Aim of the task:
Repeat every line that appears below, with nothing altered.

Available data:
Segment Open

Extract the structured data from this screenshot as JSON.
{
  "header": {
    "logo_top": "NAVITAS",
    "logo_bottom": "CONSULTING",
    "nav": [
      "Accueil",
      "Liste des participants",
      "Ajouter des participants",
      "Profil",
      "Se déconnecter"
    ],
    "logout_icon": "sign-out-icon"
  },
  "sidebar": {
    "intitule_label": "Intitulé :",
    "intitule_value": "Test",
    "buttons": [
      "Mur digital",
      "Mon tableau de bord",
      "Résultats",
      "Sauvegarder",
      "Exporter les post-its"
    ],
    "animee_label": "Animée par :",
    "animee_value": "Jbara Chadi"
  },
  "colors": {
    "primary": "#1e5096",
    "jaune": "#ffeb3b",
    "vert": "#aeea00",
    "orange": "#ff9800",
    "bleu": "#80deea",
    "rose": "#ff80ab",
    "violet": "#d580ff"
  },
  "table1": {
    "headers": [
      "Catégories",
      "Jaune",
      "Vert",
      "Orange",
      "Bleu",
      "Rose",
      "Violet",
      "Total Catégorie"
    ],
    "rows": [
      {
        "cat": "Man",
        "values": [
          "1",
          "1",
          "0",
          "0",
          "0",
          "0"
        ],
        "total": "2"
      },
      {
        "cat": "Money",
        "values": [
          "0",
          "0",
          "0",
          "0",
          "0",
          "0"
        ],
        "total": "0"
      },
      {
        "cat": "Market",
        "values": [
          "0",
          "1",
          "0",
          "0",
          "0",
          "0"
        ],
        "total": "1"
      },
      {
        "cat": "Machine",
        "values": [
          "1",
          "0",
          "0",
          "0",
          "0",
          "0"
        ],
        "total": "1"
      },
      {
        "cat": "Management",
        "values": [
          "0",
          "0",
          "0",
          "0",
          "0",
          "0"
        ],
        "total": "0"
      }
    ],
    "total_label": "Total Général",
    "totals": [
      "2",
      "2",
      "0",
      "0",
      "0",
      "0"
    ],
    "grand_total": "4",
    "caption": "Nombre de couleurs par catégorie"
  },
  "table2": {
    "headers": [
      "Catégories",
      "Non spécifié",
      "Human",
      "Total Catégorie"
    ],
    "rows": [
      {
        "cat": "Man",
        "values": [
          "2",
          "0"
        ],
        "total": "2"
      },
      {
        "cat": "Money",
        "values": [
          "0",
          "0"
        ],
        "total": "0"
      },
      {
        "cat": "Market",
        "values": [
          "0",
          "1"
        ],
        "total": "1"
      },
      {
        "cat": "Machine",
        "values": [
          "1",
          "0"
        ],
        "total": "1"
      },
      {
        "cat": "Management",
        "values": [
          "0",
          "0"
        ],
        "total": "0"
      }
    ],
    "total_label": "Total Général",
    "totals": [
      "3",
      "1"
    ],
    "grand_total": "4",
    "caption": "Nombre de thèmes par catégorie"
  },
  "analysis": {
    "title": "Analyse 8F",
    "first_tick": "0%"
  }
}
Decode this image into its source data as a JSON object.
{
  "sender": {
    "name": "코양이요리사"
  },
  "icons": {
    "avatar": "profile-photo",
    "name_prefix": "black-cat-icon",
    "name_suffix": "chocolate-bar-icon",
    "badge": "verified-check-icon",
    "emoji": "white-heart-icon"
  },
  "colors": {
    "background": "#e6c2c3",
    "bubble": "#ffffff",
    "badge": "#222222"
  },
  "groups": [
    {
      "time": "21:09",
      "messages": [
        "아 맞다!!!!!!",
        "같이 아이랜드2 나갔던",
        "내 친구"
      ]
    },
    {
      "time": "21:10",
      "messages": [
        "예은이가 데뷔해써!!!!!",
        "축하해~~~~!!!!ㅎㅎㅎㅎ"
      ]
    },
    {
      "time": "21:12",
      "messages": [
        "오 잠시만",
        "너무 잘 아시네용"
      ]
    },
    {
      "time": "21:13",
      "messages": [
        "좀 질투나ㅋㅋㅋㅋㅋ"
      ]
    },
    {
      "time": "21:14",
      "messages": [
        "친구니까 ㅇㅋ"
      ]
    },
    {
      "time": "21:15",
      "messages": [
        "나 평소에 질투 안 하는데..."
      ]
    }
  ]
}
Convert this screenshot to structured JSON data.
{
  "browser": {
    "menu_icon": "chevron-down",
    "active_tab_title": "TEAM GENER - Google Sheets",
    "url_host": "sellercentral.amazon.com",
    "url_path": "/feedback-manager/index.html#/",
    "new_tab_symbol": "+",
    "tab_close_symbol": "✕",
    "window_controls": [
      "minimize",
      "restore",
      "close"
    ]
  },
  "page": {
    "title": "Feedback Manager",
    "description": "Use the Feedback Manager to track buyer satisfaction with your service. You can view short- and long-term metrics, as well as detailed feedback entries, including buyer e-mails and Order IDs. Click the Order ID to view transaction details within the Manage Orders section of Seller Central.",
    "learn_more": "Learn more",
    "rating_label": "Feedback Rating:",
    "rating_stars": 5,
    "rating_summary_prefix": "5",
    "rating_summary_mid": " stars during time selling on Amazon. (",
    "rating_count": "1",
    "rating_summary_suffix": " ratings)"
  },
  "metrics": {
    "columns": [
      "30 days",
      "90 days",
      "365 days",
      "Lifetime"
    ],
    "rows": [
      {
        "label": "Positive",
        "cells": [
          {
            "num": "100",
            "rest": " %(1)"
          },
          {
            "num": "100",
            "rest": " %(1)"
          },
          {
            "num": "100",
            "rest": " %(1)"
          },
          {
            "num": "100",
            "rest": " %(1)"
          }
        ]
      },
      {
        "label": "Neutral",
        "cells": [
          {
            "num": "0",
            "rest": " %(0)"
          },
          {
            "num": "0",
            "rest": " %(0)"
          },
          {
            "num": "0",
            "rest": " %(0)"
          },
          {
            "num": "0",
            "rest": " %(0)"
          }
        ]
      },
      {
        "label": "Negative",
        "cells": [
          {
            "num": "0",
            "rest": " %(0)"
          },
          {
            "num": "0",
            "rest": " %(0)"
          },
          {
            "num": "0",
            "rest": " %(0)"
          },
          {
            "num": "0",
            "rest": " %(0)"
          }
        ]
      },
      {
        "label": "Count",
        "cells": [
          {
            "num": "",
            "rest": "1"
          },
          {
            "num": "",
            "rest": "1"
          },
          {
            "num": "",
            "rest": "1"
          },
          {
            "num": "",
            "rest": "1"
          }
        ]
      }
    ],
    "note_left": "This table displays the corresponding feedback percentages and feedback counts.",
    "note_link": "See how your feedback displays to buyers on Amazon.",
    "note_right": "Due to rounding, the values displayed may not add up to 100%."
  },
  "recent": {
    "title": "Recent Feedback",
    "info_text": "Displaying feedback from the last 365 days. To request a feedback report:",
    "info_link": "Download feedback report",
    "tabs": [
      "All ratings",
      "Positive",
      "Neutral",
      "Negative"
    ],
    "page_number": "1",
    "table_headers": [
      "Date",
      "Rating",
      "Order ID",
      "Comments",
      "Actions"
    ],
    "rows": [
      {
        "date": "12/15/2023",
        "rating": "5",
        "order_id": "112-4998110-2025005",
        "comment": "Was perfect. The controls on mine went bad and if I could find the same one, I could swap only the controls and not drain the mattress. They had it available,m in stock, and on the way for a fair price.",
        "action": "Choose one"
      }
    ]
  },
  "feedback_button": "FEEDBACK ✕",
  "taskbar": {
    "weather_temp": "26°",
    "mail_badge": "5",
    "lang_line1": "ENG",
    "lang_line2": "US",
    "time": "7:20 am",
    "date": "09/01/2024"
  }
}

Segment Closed

Task output:
Extract the structured data from this screenshot as JSON.
{
  "header": {
    "logo_top": "NAVITAS",
    "logo_bottom": "CONSULTING",
    "nav": [
      "Accueil",
      "Liste des participants",
      "Ajouter des participants",
      "Profil",
      "Se déconnecter"
    ],
    "logout_icon": "sign-out-icon"
  },
  "sidebar": {
    "intitule_label": "Intitulé :",
    "intitule_value": "Test",
    "buttons": [
      "Mur digital",
      "Mon tableau de bord",
      "Résultats",
      "Sauvegarder",
      "Exporter les post-its"
    ],
    "animee_label": "Animée par :",
    "animee_value": "Jbara Chadi"
  },
  "colors": {
    "primary": "#1e5096",
    "jaune": "#ffeb3b",
    "vert": "#aeea00",
    "orange": "#ff9800",
    "bleu": "#80deea",
    "rose": "#ff80ab",
    "violet": "#d580ff"
  },
  "table1": {
    "headers": [
      "Catégories",
      "Jaune",
      "Vert",
      "Orange",
      "Bleu",
      "Rose",
      "Violet",
      "Total Catégorie"
    ],
    "rows": [
      {
        "cat": "Man",
        "values": [
          "1",
          "1",
          "0",
          "0",
          "0",
          "0"
        ],
        "total": "2"
      },
      {
        "cat": "Money",
        "values": [
          "0",
          "0",
          "0",
          "0",
          "0",
          "0"
        ],
        "total": "0"
      },
      {
        "cat": "Market",
        "values": [
          "0",
          "1",
          "0",
          "0",
          "0",
          "0"
        ],
        "total": "1"
      },
      {
        "cat": "Machine",
        "values": [
          "1",
          "0",
          "0",
          "0",
          "0",
          "0"
        ],
        "total": "1"
      },
      {
        "cat": "Management",
        "values": [
          "0",
          "0",
          "0",
          "0",
          "0",
          "0"
        ],
        "total": "0"
      }
    ],
    "total_label": "Total Général",
    "totals": [
      "2",
      "2",
      "0",
      "0",
      "0",
      "0"
    ],
    "grand_total": "4",
    "caption": "Nombre de couleurs par catégorie"
  },
  "table2": {
    "headers": [
      "Catégories",
      "Non spécifié",
      "Human",
      "Total Catégorie"
    ],
    "rows": [
      {
        "cat": "Man",
        "values": [
          "2",
          "0"
        ],
        "total": "2"
      },
      {
        "cat": "Money",
        "values": [
          "0",
          "0"
        ],
        "total": "0"
      },
      {
        "cat": "Market",
        "values": [
          "0",
          "1"
        ],
        "total": "1"
      },
      {
        "cat": "Machine",
        "values": [
          "1",
          "0"
        ],
        "total": "1"
      },
      {
        "cat": "Management",
        "values": [
          "0",
          "0"
        ],
        "total": "0"
      }
    ],
    "total_label": "Total Général",
    "totals": [
      "3",
      "1"
    ],
    "grand_total": "4",
    "caption": "Nombre de thèmes par catégorie"
  },
  "analysis": {
    "title": "Analyse 8F",
    "first_tick": "0%"
  }
}
Decode this image into its source data as a JSON object.
{
  "sender": {
    "name": "코양이요리사"
  },
  "icons": {
    "avatar": "profile-photo",
    "name_prefix": "black-cat-icon",
    "name_suffix": "chocolate-bar-icon",
    "badge": "verified-check-icon",
    "emoji": "white-heart-icon"
  },
  "colors": {
    "background": "#e6c2c3",
    "bubble": "#ffffff",
    "badge": "#222222"
  },
  "groups": [
    {
      "time": "21:09",
      "messages": [
        "아 맞다!!!!!!",
        "같이 아이랜드2 나갔던",
        "내 친구"
      ]
    },
    {
      "time": "21:10",
      "messages": [
        "예은이가 데뷔해써!!!!!",
        "축하해~~~~!!!!ㅎㅎㅎㅎ"
      ]
    },
    {
      "time": "21:12",
      "messages": [
        "오 잠시만",
        "너무 잘 아시네용"
      ]
    },
    {
      "time": "21:13",
      "messages": [
        "좀 질투나ㅋㅋㅋㅋㅋ"
      ]
    },
    {
      "time": "21:14",
      "messages": [
        "친구니까 ㅇㅋ"
      ]
    },
    {
      "time": "21:15",
      "messages": [
        "나 평소에 질투 안 하는데..."
      ]
    }
  ]
}
Convert this screenshot to structured JSON data.
{
  "browser": {
    "menu_icon": "chevron-down",
    "active_tab_title": "TEAM GENER - Google Sheets",
    "url_host": "sellercentral.amazon.com",
    "url_path": "/feedback-manager/index.html#/",
    "new_tab_symbol": "+",
    "tab_close_symbol": "✕",
    "window_controls": [
      "minimize",
      "restore",
      "close"
    ]
  },
  "page": {
    "title": "Feedback Manager",
    "description": "Use the Feedback Manager to track buyer satisfaction with your service. You can view short- and long-term metrics, as well as detailed feedback entries, including buyer e-mails and Order IDs. Click the Order ID to view transaction details within the Manage Orders section of Seller Central.",
    "learn_more": "Learn more",
    "rating_label": "Feedback Rating:",
    "rating_stars": 5,
    "rating_summary_prefix": "5",
    "rating_summary_mid": " stars during time selling on Amazon. (",
    "rating_count": "1",
    "rating_summary_suffix": " ratings)"
  },
  "metrics": {
    "columns": [
      "30 days",
      "90 days",
      "365 days",
      "Lifetime"
    ],
    "rows": [
      {
        "label": "Positive",
        "cells": [
          {
            "num": "100",
            "rest": " %(1)"
          },
          {
            "num": "100",
            "rest": " %(1)"
          },
          {
            "num": "100",
            "rest": " %(1)"
          },
          {
            "num": "100",
            "rest": " %(1)"
          }
        ]
      },
      {
        "label": "Neutral",
        "cells": [
          {
            "num": "0",
            "rest": " %(0)"
          },
          {
            "num": "0",
            "rest": " %(0)"
          },
          {
            "num": "0",
            "rest": " %(0)"
          },
          {
            "num": "0",
            "rest": " %(0)"
          }
        ]
      },
      {
        "label": "Negative",
        "cells": [
          {
            "num": "0",
            "rest": " %(0)"
          },
          {
            "num": "0",
            "rest": " %(0)"
          },
          {
            "num": "0",
            "rest": " %(0)"
          },
          {
            "num": "0",
            "rest": " %(0)"
          }
        ]
      },
      {
        "label": "Count",
        "cells": [
          {
            "num": "",
            "rest": "1"
          },
          {
            "num": "",
            "rest": "1"
          },
          {
            "num": "",
            "rest": "1"
          },
          {
            "num": "",
            "rest": "1"
          }
        ]
      }
    ],
    "note_left": "This table displays the corresponding feedback percentages and feedback counts.",
    "note_link": "See how your feedback displays to buyers on Amazon.",
    "note_right": "Due to rounding, the values displayed may not add up to 100%."
  },
  "recent": {
    "title": "Recent Feedback",
    "info_text": "Displaying feedback from the last 365 days. To request a feedback report:",
    "info_link": "Download feedback report",
    "tabs": [
      "All ratings",
      "Positive",
      "Neutral",
      "Negative"
    ],
    "page_number": "1",
    "table_headers": [
      "Date",
      "Rating",
      "Order ID",
      "Comments",
      "Actions"
    ],
    "rows": [
      {
        "date": "12/15/2023",
        "rating": "5",
        "order_id": "112-4998110-2025005",
        "comment": "Was perfect. The controls on mine went bad and if I could find the same one, I could swap only the controls and not drain the mattress. They had it available,m in stock, and on the way for a fair price.",
        "action": "Choose one"
      }
    ]
  },
  "feedback_button": "FEEDBACK ✕",
  "taskbar": {
    "weather_temp": "26°",
    "mail_badge": "5",
    "lang_line1": "ENG",
    "lang_line2": "US",
    "time": "7:20 am",
    "date": "09/01/2024"
  }
}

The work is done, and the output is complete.